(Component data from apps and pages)
- - -
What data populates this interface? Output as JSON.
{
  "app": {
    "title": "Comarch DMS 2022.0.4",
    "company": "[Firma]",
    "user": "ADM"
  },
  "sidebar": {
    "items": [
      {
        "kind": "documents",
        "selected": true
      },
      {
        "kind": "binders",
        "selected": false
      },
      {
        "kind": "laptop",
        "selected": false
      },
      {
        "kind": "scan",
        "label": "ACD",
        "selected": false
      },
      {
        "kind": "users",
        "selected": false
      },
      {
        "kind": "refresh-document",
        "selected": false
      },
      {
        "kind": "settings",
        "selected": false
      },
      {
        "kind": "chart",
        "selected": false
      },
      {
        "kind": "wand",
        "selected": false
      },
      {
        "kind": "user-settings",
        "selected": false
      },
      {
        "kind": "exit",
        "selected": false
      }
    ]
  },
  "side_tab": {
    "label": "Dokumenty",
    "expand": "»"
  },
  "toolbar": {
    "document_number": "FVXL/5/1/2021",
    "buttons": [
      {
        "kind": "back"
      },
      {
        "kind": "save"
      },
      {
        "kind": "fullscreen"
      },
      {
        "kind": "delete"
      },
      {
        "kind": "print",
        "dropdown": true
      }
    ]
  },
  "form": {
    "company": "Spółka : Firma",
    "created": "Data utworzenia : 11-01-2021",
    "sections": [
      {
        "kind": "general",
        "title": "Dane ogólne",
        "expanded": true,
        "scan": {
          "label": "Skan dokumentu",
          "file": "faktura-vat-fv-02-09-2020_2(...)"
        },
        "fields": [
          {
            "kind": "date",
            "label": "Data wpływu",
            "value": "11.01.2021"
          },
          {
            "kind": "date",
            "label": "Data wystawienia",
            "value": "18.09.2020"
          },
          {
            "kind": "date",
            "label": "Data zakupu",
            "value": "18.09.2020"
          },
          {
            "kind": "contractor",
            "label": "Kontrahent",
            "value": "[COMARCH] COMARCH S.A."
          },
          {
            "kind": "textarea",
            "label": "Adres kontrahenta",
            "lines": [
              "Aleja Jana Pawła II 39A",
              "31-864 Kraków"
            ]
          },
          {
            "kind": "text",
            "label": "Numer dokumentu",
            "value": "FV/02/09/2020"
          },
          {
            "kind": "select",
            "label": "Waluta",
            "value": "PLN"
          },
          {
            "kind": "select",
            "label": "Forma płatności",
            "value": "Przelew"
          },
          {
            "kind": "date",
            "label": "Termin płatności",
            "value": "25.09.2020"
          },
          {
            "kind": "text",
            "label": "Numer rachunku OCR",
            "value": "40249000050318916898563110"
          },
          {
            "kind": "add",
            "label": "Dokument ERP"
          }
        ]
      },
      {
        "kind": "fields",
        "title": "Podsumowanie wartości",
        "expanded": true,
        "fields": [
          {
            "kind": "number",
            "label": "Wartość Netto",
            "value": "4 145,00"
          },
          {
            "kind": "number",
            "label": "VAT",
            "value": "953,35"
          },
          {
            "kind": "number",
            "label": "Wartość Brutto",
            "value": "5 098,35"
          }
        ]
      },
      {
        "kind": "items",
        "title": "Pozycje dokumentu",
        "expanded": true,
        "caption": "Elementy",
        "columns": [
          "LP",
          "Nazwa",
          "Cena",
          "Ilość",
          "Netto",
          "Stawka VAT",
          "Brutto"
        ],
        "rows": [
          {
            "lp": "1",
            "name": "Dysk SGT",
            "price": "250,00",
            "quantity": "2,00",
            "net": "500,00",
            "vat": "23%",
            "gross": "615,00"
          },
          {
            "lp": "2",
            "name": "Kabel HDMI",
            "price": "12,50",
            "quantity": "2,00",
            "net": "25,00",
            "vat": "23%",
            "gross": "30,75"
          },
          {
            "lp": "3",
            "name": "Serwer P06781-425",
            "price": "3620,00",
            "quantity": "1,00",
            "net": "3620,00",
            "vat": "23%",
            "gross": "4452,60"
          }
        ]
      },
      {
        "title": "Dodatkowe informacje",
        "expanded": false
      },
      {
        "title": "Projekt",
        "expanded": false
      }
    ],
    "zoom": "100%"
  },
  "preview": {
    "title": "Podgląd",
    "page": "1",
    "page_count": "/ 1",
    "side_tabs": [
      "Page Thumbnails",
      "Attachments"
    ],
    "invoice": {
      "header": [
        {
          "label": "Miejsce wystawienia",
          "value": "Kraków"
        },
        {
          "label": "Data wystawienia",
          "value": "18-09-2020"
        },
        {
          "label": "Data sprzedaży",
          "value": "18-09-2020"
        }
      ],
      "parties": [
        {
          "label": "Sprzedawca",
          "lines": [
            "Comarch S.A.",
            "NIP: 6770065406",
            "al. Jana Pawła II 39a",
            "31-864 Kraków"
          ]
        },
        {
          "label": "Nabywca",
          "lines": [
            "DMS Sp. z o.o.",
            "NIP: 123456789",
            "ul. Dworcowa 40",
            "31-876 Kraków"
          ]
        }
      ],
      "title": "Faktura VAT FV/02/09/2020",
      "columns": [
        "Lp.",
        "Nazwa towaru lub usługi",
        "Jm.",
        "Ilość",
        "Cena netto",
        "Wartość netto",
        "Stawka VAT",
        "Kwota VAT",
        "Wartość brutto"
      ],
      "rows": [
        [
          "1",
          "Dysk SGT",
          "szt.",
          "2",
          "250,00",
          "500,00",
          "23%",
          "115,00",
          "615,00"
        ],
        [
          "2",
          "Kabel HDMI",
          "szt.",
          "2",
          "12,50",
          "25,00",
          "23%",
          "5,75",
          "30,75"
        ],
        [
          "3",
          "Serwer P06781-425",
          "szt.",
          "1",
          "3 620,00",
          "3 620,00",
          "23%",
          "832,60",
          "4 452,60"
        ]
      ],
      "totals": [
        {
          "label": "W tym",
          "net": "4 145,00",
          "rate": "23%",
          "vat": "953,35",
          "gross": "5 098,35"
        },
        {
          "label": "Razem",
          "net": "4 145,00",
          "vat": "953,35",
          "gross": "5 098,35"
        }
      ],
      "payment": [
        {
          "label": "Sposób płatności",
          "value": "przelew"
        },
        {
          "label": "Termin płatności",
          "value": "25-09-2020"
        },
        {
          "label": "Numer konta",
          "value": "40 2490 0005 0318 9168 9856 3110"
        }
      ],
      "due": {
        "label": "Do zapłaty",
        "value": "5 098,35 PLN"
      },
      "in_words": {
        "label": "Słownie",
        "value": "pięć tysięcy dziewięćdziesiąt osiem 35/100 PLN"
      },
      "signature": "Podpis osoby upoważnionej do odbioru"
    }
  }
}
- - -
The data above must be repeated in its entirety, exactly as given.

WRITTEN RESPONSE:
What data populates this interface? Output as JSON.
{
  "app": {
    "title": "Comarch DMS 2022.0.4",
    "company": "[Firma]",
    "user": "ADM"
  },
  "sidebar": {
    "items": [
      {
        "kind": "documents",
        "selected": true
      },
      {
        "kind": "binders",
        "selected": false
      },
      {
        "kind": "laptop",
        "selected": false
      },
      {
        "kind": "scan",
        "label": "ACD",
        "selected": false
      },
      {
        "kind": "users",
        "selected": false
      },
      {
        "kind": "refresh-document",
        "selected": false
      },
      {
        "kind": "settings",
        "selected": false
      },
      {
        "kind": "chart",
        "selected": false
      },
      {
        "kind": "wand",
        "selected": false
      },
      {
        "kind": "user-settings",
        "selected": false
      },
      {
        "kind": "exit",
        "selected": false
      }
    ]
  },
  "side_tab": {
    "label": "Dokumenty",
    "expand": "»"
  },
  "toolbar": {
    "document_number": "FVXL/5/1/2021",
    "buttons": [
      {
        "kind": "back"
      },
      {
        "kind": "save"
      },
      {
        "kind": "fullscreen"
      },
      {
        "kind": "delete"
      },
      {
        "kind": "print",
        "dropdown": true
      }
    ]
  },
  "form": {
    "company": "Spółka : Firma",
    "created": "Data utworzenia : 11-01-2021",
    "sections": [
      {
        "kind": "general",
        "title": "Dane ogólne",
        "expanded": true,
        "scan": {
          "label": "Skan dokumentu",
          "file": "faktura-vat-fv-02-09-2020_2(...)"
        },
        "fields": [
          {
            "kind": "date",
            "label": "Data wpływu",
            "value": "11.01.2021"
          },
          {
            "kind": "date",
            "label": "Data wystawienia",
            "value": "18.09.2020"
          },
          {
            "kind": "date",
            "label": "Data zakupu",
            "value": "18.09.2020"
          },
          {
            "kind": "contractor",
            "label": "Kontrahent",
            "value": "[COMARCH] COMARCH S.A."
          },
          {
            "kind": "textarea",
            "label": "Adres kontrahenta",
            "lines": [
              "Aleja Jana Pawła II 39A",
              "31-864 Kraków"
            ]
          },
          {
            "kind": "text",
            "label": "Numer dokumentu",
            "value": "FV/02/09/2020"
          },
          {
            "kind": "select",
            "label": "Waluta",
            "value": "PLN"
          },
          {
            "kind": "select",
            "label": "Forma płatności",
            "value": "Przelew"
          },
          {
            "kind": "date",
            "label": "Termin płatności",
            "value": "25.09.2020"
          },
          {
            "kind": "text",
            "label": "Numer rachunku OCR",
            "value": "40249000050318916898563110"
          },
          {
            "kind": "add",
            "label": "Dokument ERP"
          }
        ]
      },
      {
        "kind": "fields",
        "title": "Podsumowanie wartości",
        "expanded": true,
        "fields": [
          {
            "kind": "number",
            "label": "Wartość Netto",
            "value": "4 145,00"
          },
          {
            "kind": "number",
            "label": "VAT",
            "value": "953,35"
          },
          {
            "kind": "number",
            "label": "Wartość Brutto",
            "value": "5 098,35"
          }
        ]
      },
      {
        "kind": "items",
        "title": "Pozycje dokumentu",
        "expanded": true,
        "caption": "Elementy",
        "columns": [
          "LP",
          "Nazwa",
          "Cena",
          "Ilość",
          "Netto",
          "Stawka VAT",
          "Brutto"
        ],
        "rows": [
          {
            "lp": "1",
            "name": "Dysk SGT",
            "price": "250,00",
            "quantity": "2,00",
            "net": "500,00",
            "vat": "23%",
            "gross": "615,00"
          },
          {
            "lp": "2",
            "name": "Kabel HDMI",
            "price": "12,50",
            "quantity": "2,00",
            "net": "25,00",
            "vat": "23%",
            "gross": "30,75"
          },
          {
            "lp": "3",
            "name": "Serwer P06781-425",
            "price": "3620,00",
            "quantity": "1,00",
            "net": "3620,00",
            "vat": "23%",
            "gross": "4452,60"
          }
        ]
      },
      {
        "title": "Dodatkowe informacje",
        "expanded": false
      },
      {
        "title": "Projekt",
        "expanded": false
      }
    ],
    "zoom": "100%"
  },
  "preview": {
    "title": "Podgląd",
    "page": "1",
    "page_count": "/ 1",
    "side_tabs": [
      "Page Thumbnails",
      "Attachments"
    ],
    "invoice": {
      "header": [
        {
          "label": "Miejsce wystawienia",
          "value": "Kraków"
        },
        {
          "label": "Data wystawienia",
          "value": "18-09-2020"
        },
        {
          "label": "Data sprzedaży",
          "value": "18-09-2020"
        }
      ],
      "parties": [
        {
          "label": "Sprzedawca",
          "lines": [
            "Comarch S.A.",
            "NIP: 6770065406",
            "al. Jana Pawła II 39a",
            "31-864 Kraków"
          ]
        },
        {
          "label": "Nabywca",
          "lines": [
            "DMS Sp. z o.o.",
            "NIP: 123456789",
            "ul. Dworcowa 40",
            "31-876 Kraków"
          ]
        }
      ],
      "title": "Faktura VAT FV/02/09/2020",
      "columns": [
        "Lp.",
        "Nazwa towaru lub usługi",
        "Jm.",
        "Ilość",
        "Cena netto",
        "Wartość netto",
        "Stawka VAT",
        "Kwota VAT",
        "Wartość brutto"
      ],
      "rows": [
        [
          "1",
          "Dysk SGT",
          "szt.",
          "2",
          "250,00",
          "500,00",
          "23%",
          "115,00",
          "615,00"
        ],
        [
          "2",
          "Kabel HDMI",
          "szt.",
          "2",
          "12,50",
          "25,00",
          "23%",
          "5,75",
          "30,75"
        ],
        [
          "3",
          "Serwer P06781-425",
          "szt.",
          "1",
          "3 620,00",
          "3 620,00",
          "23%",
          "832,60",
          "4 452,60"
        ]
      ],
      "totals": [
        {
          "label": "W tym",
          "net": "4 145,00",
          "rate": "23%",
          "vat": "953,35",
          "gross": "5 098,35"
        },
        {
          "label": "Razem",
          "net": "4 145,00",
          "vat": "953,35",
          "gross": "5 098,35"
        }
      ],
      "payment": [
        {
          "label": "Sposób płatności",
          "value": "przelew"
        },
        {
          "label": "Termin płatności",
          "value": "25-09-2020"
        },
        {
          "label": "Numer konta",
          "value": "40 2490 0005 0318 9168 9856 3110"
        }
      ],
      "due": {
        "label": "Do zapłaty",
        "value": "5 098,35 PLN"
      },
      "in_words": {
        "label": "Słownie",
        "value": "pięć tysięcy dziewięćdziesiąt osiem 35/100 PLN"
      },
      "signature": "Podpis osoby upoważnionej do odbioru"
    }
  }
}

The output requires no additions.